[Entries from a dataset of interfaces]
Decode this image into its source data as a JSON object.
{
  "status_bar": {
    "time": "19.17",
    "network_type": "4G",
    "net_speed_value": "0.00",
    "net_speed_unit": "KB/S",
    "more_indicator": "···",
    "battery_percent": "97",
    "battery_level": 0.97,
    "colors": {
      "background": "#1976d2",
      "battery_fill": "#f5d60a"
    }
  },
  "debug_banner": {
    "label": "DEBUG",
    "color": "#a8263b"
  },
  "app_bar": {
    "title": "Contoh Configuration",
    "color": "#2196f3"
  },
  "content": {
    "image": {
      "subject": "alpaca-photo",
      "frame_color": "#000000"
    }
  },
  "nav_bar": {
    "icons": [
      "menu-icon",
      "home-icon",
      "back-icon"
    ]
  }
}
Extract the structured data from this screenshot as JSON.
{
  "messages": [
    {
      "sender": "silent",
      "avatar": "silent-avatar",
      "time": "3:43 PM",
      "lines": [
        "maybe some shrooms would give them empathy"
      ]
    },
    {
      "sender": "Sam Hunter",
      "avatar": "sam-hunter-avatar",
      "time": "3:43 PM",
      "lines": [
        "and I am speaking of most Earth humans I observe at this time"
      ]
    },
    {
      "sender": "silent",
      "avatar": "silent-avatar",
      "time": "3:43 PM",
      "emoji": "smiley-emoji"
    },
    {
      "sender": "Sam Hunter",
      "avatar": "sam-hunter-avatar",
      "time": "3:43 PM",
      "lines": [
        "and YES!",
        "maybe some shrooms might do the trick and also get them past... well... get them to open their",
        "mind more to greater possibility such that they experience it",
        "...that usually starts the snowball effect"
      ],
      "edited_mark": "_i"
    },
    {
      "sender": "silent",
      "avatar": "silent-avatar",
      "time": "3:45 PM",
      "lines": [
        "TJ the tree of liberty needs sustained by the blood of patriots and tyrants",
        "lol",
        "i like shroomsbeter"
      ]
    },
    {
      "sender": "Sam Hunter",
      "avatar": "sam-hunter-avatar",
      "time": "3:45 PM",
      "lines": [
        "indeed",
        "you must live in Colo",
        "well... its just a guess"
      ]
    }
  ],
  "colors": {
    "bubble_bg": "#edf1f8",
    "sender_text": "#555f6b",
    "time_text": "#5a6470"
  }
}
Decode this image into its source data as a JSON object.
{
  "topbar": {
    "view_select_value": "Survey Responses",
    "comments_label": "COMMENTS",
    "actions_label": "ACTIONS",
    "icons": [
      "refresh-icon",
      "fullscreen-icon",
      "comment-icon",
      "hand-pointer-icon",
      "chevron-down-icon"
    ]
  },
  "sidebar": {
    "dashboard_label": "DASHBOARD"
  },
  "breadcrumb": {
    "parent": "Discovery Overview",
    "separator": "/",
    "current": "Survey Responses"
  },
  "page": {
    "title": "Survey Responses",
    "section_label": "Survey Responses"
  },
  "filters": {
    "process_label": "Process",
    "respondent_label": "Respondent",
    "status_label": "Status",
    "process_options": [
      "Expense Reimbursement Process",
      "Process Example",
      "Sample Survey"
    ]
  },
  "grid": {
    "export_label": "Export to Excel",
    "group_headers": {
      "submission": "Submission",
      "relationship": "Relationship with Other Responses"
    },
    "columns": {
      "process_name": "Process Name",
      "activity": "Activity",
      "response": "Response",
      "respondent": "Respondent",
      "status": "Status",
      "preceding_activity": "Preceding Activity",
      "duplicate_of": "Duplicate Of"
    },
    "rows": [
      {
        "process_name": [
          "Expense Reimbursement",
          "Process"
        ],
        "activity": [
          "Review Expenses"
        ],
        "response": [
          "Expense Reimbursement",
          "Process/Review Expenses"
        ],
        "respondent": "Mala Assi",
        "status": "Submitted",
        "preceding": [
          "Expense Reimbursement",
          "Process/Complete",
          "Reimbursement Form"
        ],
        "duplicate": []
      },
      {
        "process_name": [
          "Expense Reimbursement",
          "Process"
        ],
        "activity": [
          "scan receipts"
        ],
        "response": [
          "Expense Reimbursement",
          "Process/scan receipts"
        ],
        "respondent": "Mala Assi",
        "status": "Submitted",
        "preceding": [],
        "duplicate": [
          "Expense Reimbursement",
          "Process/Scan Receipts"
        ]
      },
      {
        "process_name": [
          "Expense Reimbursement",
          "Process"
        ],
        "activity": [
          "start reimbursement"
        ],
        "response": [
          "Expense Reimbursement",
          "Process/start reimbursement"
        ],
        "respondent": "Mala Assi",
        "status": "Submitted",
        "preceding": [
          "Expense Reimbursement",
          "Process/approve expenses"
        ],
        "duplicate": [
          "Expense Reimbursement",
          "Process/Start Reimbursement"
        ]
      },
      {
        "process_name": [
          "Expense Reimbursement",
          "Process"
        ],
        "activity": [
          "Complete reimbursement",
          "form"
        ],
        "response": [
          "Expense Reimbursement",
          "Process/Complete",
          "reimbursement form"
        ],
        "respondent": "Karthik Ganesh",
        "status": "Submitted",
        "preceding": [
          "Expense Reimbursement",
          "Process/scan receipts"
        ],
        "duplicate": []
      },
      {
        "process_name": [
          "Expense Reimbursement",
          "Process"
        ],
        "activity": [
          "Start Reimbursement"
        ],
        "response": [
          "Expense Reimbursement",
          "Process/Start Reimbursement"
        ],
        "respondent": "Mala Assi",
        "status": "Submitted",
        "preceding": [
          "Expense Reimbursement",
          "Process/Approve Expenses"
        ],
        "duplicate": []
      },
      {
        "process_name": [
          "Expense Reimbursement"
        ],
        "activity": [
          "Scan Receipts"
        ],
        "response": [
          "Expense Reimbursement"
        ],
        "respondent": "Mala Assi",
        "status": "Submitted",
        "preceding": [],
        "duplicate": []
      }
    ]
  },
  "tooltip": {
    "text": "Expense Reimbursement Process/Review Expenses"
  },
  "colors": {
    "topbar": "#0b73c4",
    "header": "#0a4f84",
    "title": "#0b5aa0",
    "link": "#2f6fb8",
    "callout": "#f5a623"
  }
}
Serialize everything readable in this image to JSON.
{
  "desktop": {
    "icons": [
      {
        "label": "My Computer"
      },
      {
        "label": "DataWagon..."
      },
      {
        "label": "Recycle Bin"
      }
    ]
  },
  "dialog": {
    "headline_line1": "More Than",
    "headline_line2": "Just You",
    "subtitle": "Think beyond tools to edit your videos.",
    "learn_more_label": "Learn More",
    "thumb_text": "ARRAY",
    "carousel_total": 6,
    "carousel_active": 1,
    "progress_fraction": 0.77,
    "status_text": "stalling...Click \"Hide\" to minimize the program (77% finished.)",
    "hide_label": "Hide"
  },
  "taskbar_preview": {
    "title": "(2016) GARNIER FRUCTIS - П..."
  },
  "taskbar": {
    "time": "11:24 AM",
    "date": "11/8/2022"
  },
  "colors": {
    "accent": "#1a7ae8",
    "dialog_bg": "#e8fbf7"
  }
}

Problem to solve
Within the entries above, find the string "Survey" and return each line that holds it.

Output for this task
    "view_select_value": "Survey Responses",
    "current": "Survey Responses"
    "title": "Survey Responses",
    "section_label": "Survey Responses"
      "Sample Survey"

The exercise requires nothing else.